> _What you have to do_
State the number of lines in the records that contain "Design", with no other words.

> _Record excerpts_
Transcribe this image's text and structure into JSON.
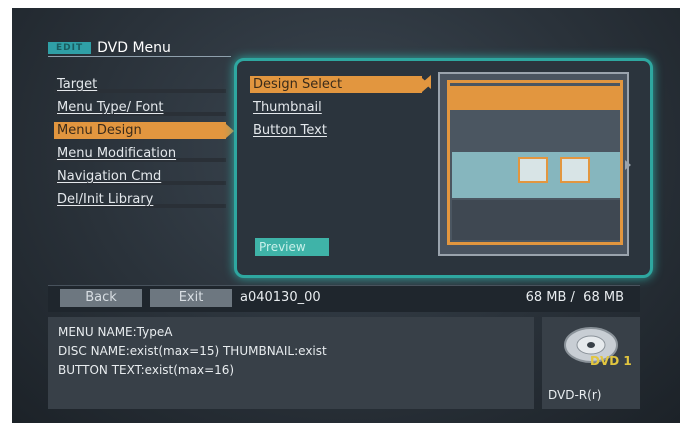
{
  "header": {
    "badge": "EDIT",
    "title": "DVD Menu"
  },
  "menu": {
    "items": [
      {
        "label": "Target"
      },
      {
        "label": "Menu Type/ Font"
      },
      {
        "label": "Menu Design"
      },
      {
        "label": "Menu Modification"
      },
      {
        "label": "Navigation Cmd"
      },
      {
        "label": "Del/Init Library"
      }
    ],
    "active_index": 2
  },
  "submenu": {
    "items": [
      {
        "label": "Design Select"
      },
      {
        "label": "Thumbnail"
      },
      {
        "label": "Button Text"
      }
    ],
    "active_index": 0,
    "preview_label": "Preview"
  },
  "bottom": {
    "back_label": "Back",
    "exit_label": "Exit",
    "filename": "a040130_00",
    "size_text": "68 MB /  68 MB"
  },
  "info": {
    "line1": "MENU NAME:TypeA",
    "line2": "DISC NAME:exist(max=15)  THUMBNAIL:exist",
    "line3": "BUTTON TEXT:exist(max=16)"
  },
  "disc": {
    "label": "DVD 1",
    "type": "DVD-R(r)"
  },
  "colors": {
    "accent": "#e2963f",
    "panel_glow": "#2ea7a0",
    "background": "#2a323a"
  },
  "icons": {
    "disc": "dvd-disc-icon"
  }
}
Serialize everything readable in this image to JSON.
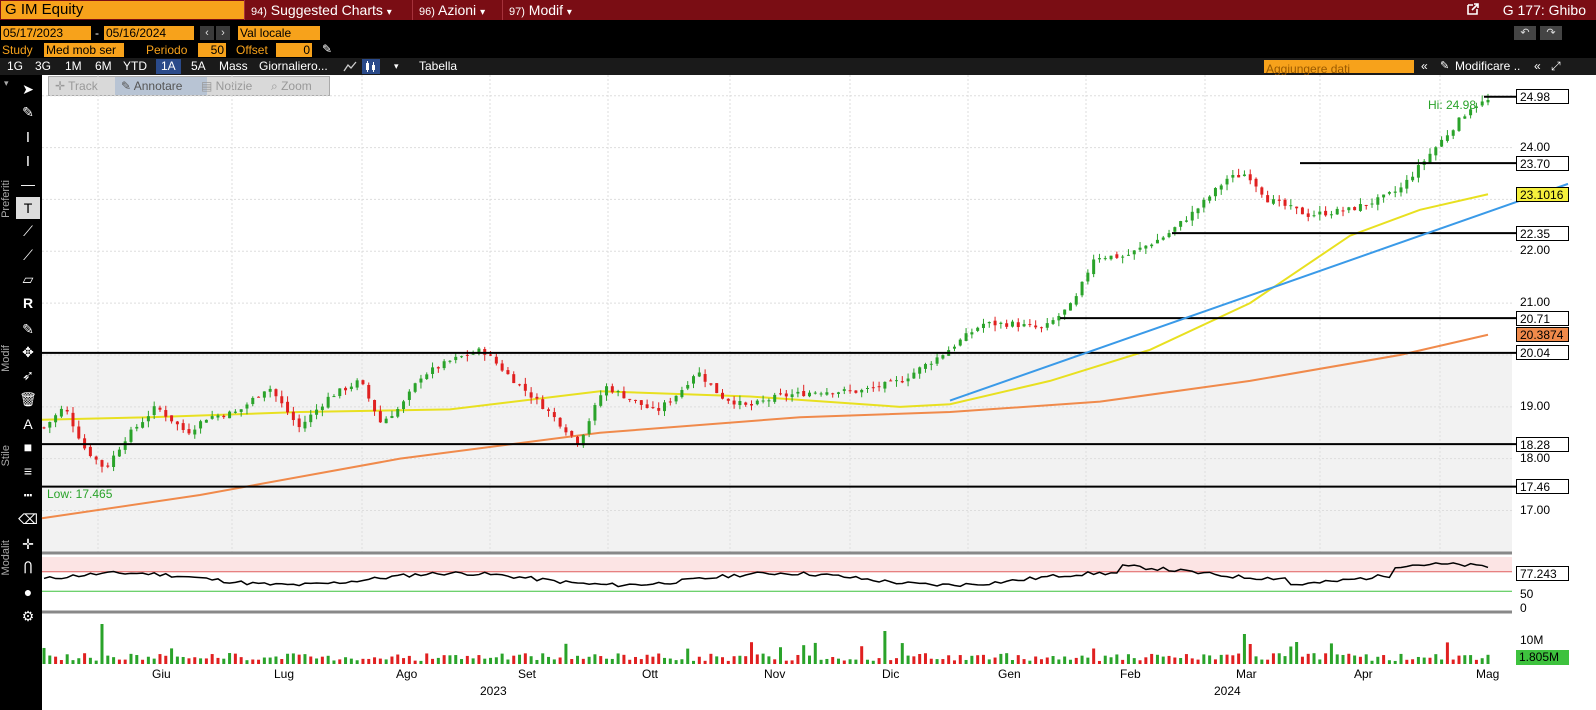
{
  "titlebar": {
    "ticker": "G IM Equity",
    "menus": [
      {
        "num": "94)",
        "label": "Suggested Charts",
        "arrow": "▾"
      },
      {
        "num": "96)",
        "label": "Azioni",
        "arrow": "▾"
      },
      {
        "num": "97)",
        "label": "Modif",
        "arrow": "▾"
      }
    ],
    "graph_title": "G 177: Ghibo"
  },
  "controls": {
    "date_from": "05/17/2023",
    "date_sep": "-",
    "date_to": "05/16/2024",
    "currency": "Val locale",
    "study_label": "Study",
    "study_value": "Med mob ser",
    "periodo_label": "Periodo",
    "periodo_value": "50",
    "offset_label": "Offset",
    "offset_value": "0"
  },
  "periods": [
    "1G",
    "3G",
    "1M",
    "6M",
    "YTD",
    "1A",
    "5A",
    "Mass",
    "Giornaliero..."
  ],
  "active_period": "1A",
  "table_label": "Tabella",
  "add_data_placeholder": "Aggiungere dati",
  "modify_label": "Modificare ..",
  "tool_tabs": [
    "Track",
    "Annotare",
    "Notizie",
    "Zoom"
  ],
  "left_labels": {
    "preferiti": "Preferiti",
    "modif": "Modif",
    "stile": "Stile",
    "modalita": "Modalit"
  },
  "chart_data": {
    "type": "candlestick",
    "y_ticks": [
      "24.00",
      "22.00",
      "21.00",
      "19.00",
      "18.00",
      "17.00"
    ],
    "y_tick_values": [
      24,
      22,
      21,
      19,
      18,
      17
    ],
    "ylim": [
      16.2,
      25.4
    ],
    "price_labels": [
      {
        "text": "24.98",
        "value": 24.98,
        "bg": "#ffffff"
      },
      {
        "text": "23.70",
        "value": 23.7,
        "bg": "#ffffff"
      },
      {
        "text": "23.1016",
        "value": 23.1016,
        "bg": "#f5f03c"
      },
      {
        "text": "22.35",
        "value": 22.35,
        "bg": "#ffffff"
      },
      {
        "text": "20.71",
        "value": 20.71,
        "bg": "#ffffff"
      },
      {
        "text": "20.3874",
        "value": 20.3874,
        "bg": "#f08a4b"
      },
      {
        "text": "20.04",
        "value": 20.04,
        "bg": "#ffffff"
      },
      {
        "text": "18.28",
        "value": 18.28,
        "bg": "#ffffff"
      },
      {
        "text": "17.46",
        "value": 17.46,
        "bg": "#ffffff"
      }
    ],
    "hi_label": "Hi: 24.98",
    "low_label": "Low: 17.465",
    "x_months": [
      "Giu",
      "Lug",
      "Ago",
      "Set",
      "Ott",
      "Nov",
      "Dic",
      "Gen",
      "Feb",
      "Mar",
      "Apr",
      "Mag"
    ],
    "years": [
      "2023",
      "2024"
    ],
    "rsi": {
      "value_label": "77.243",
      "ticks": [
        "50",
        "0"
      ]
    },
    "volume": {
      "ticks": [
        "10M"
      ],
      "value_label": "1.805M"
    },
    "colors": {
      "up": "#2aa32a",
      "down": "#e02020",
      "ma50": "#e8e020",
      "ma200": "#f08a4b",
      "trend": "#3a9ae8"
    }
  }
}
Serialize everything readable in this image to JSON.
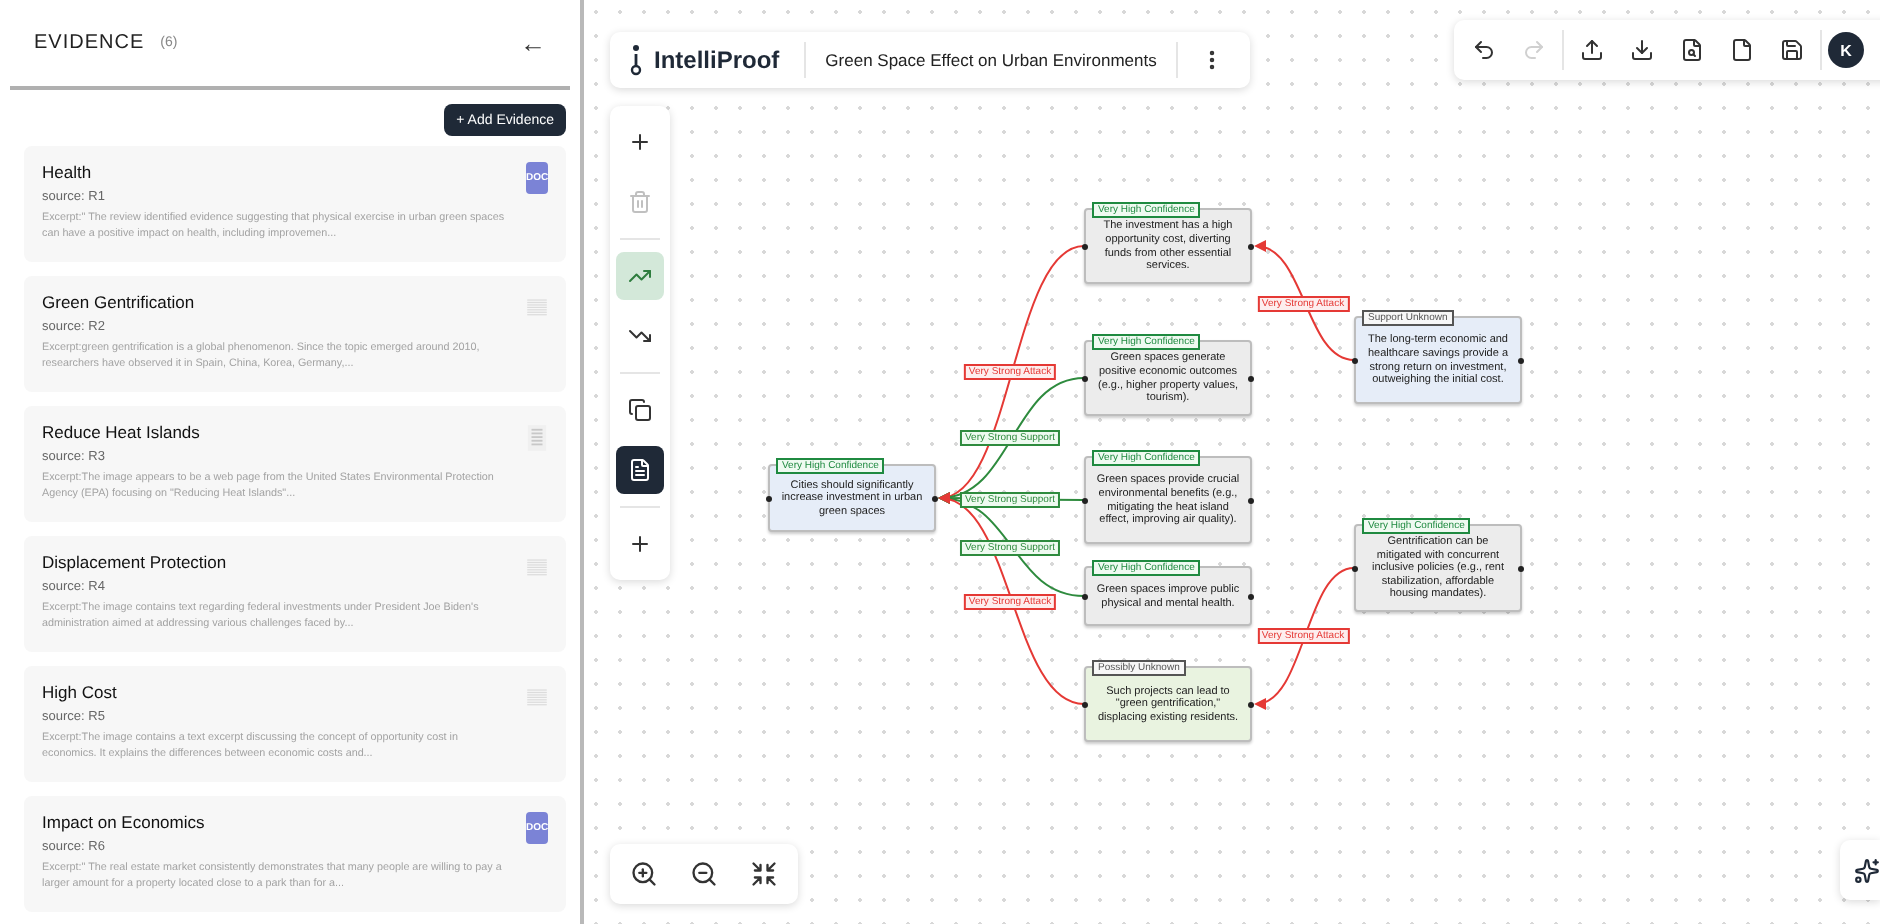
{
  "evidence_panel": {
    "title": "EVIDENCE",
    "count": "(6)",
    "back": "←",
    "add_button": "+ Add Evidence",
    "items": [
      {
        "title": "Health",
        "source": "source: R1",
        "excerpt": "Excerpt:\" The review identified evidence suggesting that physical exercise in urban green spaces can have a positive impact on health, including improvemen...",
        "thumb": {
          "kind": "doc",
          "label": "DOC"
        }
      },
      {
        "title": "Green Gentrification",
        "source": "source: R2",
        "excerpt": "Excerpt:green gentrification is a global phenomenon. Since the topic emerged around 2010, researchers have observed it in Spain, China, Korea, Germany,...",
        "thumb": {
          "kind": "page"
        }
      },
      {
        "title": "Reduce Heat Islands",
        "source": "source: R3",
        "excerpt": "Excerpt:The image appears to be a web page from the United States Environmental Protection Agency (EPA) focusing on \"Reducing Heat Islands\"...",
        "thumb": {
          "kind": "narrow"
        }
      },
      {
        "title": "Displacement Protection",
        "source": "source: R4",
        "excerpt": "Excerpt:The image contains text regarding federal investments under President Joe Biden's administration aimed at addressing various challenges faced by...",
        "thumb": {
          "kind": "page"
        }
      },
      {
        "title": "High Cost",
        "source": "source: R5",
        "excerpt": "Excerpt:The image contains a text excerpt discussing the concept of opportunity cost in economics. It explains the differences between economic costs and...",
        "thumb": {
          "kind": "page"
        }
      },
      {
        "title": "Impact on Economics",
        "source": "source: R6",
        "excerpt": "Excerpt:\" The real estate market consistently demonstrates that many people are willing to pay a larger amount for a property located close to a park than for a...",
        "thumb": {
          "kind": "doc",
          "label": "DOC"
        }
      }
    ]
  },
  "top_bar": {
    "app_name": "IntelliProof",
    "document_title": "Green Space Effect on Urban Environments"
  },
  "actions": [
    {
      "disabled": false
    },
    {
      "disabled": true
    },
    {
      "disabled": false
    },
    {
      "disabled": false
    },
    {
      "disabled": false
    },
    {
      "disabled": false
    },
    {
      "disabled": false
    }
  ],
  "user": {
    "initial": "K"
  },
  "tools": [
    {
      "selected": false,
      "disabled": false,
      "pressed": false
    },
    {
      "selected": false,
      "disabled": true,
      "pressed": false
    },
    {
      "selected": true,
      "disabled": false,
      "pressed": false
    },
    {
      "selected": false,
      "disabled": false,
      "pressed": false
    },
    {
      "selected": false,
      "disabled": false,
      "pressed": false
    },
    {
      "selected": false,
      "disabled": false,
      "pressed": true
    },
    {
      "selected": false,
      "disabled": false,
      "pressed": false
    }
  ],
  "graph": {
    "nodes": [
      {
        "tag": "Very High Confidence",
        "text": "Cities should significantly increase investment in urban green spaces",
        "color": "#e6edf8",
        "kind": "confident"
      },
      {
        "tag": "Very High Confidence",
        "text": "The investment has a high opportunity cost, diverting funds from other essential services.",
        "color": "#ececec",
        "kind": "confident"
      },
      {
        "tag": "Very High Confidence",
        "text": "Green spaces generate positive economic outcomes (e.g., higher property values, tourism).",
        "color": "#ececec",
        "kind": "confident"
      },
      {
        "tag": "Very High Confidence",
        "text": "Green spaces provide crucial environmental benefits (e.g., mitigating the heat island effect, improving air quality).",
        "color": "#ececec",
        "kind": "confident"
      },
      {
        "tag": "Very High Confidence",
        "text": "Green spaces improve public physical and mental health.",
        "color": "#ececec",
        "kind": "confident"
      },
      {
        "tag": "Possibly Unknown",
        "text": "Such projects can lead to \"green gentrification,\" displacing existing residents.",
        "color": "#e9f3e0",
        "kind": "unknown"
      },
      {
        "tag": "Support Unknown",
        "text": "The long-term economic and healthcare savings provide a strong return on investment, outweighing the initial cost.",
        "color": "#e6edf8",
        "kind": "unknown"
      },
      {
        "tag": "Very High Confidence",
        "text": "Gentrification can be mitigated with concurrent inclusive policies (e.g., rent stabilization, affordable housing mandates).",
        "color": "#ececec",
        "kind": "confident"
      }
    ],
    "edges": [
      {
        "kind": "attack",
        "label": "Very Strong Attack"
      },
      {
        "kind": "support",
        "label": "Very Strong Support"
      },
      {
        "kind": "support",
        "label": "Very Strong Support"
      },
      {
        "kind": "support",
        "label": "Very Strong Support"
      },
      {
        "kind": "attack",
        "label": "Very Strong Attack"
      },
      {
        "kind": "attack",
        "label": "Very Strong Attack"
      },
      {
        "kind": "attack",
        "label": "Very Strong Attack"
      }
    ]
  }
}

> _Result of the exercise_
2